Work instruction:
Report back each line of the data that contains the word "JSON".

START Records for the task

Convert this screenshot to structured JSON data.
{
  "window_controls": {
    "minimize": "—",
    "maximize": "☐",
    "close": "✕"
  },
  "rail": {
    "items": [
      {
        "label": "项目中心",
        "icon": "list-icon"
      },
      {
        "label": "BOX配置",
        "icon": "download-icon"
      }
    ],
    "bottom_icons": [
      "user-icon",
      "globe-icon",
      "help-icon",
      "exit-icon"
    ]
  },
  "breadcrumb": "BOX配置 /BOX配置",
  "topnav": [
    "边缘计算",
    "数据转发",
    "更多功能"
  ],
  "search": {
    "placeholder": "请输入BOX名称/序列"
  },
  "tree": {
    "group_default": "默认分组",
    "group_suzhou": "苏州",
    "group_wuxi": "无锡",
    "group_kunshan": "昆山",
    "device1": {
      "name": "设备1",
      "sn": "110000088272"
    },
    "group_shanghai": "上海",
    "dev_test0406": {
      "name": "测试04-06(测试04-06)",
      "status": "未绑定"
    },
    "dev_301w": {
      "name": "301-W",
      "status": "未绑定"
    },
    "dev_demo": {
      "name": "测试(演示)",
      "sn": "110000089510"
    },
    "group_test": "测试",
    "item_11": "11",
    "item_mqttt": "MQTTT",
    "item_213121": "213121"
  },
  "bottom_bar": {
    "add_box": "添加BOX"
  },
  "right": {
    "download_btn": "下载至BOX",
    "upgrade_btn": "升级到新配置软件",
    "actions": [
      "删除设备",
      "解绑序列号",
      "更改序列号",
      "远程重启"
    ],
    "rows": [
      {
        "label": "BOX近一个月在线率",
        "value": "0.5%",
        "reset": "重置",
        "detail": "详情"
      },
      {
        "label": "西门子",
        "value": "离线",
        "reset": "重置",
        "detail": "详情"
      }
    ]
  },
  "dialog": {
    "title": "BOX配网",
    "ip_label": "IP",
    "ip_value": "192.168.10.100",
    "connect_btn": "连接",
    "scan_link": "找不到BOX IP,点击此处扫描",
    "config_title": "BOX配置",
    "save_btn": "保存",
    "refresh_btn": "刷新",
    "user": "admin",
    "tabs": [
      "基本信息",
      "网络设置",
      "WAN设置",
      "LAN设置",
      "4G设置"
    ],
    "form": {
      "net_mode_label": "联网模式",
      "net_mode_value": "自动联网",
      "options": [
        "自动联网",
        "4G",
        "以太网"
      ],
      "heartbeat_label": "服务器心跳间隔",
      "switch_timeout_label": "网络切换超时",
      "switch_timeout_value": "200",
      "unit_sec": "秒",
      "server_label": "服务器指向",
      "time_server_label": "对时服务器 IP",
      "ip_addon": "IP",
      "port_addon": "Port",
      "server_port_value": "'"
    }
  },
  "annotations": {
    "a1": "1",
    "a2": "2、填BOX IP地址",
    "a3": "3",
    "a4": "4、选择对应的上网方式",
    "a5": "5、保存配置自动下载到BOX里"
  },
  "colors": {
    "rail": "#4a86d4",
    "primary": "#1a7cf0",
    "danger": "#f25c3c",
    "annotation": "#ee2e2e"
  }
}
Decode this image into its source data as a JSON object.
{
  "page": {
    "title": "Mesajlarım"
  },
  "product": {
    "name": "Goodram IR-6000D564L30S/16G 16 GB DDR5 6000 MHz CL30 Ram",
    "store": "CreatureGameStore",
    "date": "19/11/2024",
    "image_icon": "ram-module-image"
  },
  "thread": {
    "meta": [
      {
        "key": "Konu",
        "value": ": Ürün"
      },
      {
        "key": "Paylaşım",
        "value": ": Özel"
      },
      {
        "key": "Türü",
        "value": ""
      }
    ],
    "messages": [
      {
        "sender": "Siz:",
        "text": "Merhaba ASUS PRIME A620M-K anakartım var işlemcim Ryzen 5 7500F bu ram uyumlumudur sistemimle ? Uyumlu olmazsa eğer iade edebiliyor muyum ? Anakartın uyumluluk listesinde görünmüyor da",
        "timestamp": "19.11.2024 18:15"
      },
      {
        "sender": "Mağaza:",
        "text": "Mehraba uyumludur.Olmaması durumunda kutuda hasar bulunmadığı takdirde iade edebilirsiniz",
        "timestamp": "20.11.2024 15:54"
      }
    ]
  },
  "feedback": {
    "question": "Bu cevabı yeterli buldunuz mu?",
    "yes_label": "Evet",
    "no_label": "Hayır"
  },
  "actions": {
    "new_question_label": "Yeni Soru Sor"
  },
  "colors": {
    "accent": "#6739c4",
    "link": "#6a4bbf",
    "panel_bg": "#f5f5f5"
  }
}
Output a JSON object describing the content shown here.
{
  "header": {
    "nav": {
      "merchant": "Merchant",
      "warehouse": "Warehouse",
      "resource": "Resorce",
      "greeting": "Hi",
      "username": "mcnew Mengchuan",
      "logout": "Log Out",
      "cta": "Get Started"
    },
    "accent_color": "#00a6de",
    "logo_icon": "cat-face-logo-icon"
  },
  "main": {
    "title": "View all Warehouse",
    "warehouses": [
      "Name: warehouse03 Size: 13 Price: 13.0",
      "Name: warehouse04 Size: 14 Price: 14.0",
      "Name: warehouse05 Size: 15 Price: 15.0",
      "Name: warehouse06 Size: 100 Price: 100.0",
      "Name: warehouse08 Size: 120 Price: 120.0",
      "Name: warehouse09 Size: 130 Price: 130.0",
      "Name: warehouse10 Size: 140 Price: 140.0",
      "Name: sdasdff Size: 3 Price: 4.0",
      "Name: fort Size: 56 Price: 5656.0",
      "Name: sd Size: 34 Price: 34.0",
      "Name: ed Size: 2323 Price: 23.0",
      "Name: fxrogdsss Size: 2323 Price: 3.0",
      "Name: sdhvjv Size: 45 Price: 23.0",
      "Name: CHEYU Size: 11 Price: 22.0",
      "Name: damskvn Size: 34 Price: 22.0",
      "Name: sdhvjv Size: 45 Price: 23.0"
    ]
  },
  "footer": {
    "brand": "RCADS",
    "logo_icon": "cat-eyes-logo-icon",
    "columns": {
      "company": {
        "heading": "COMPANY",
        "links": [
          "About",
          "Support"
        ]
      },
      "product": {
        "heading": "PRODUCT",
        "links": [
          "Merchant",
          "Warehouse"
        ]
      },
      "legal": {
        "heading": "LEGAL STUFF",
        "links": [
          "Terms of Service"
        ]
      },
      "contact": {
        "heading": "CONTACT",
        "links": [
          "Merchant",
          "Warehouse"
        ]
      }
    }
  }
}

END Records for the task

Solution to the exercise:
Convert this screenshot to structured JSON data.
Decode this image into its source data as a JSON object.
Output a JSON object describing the content shown here.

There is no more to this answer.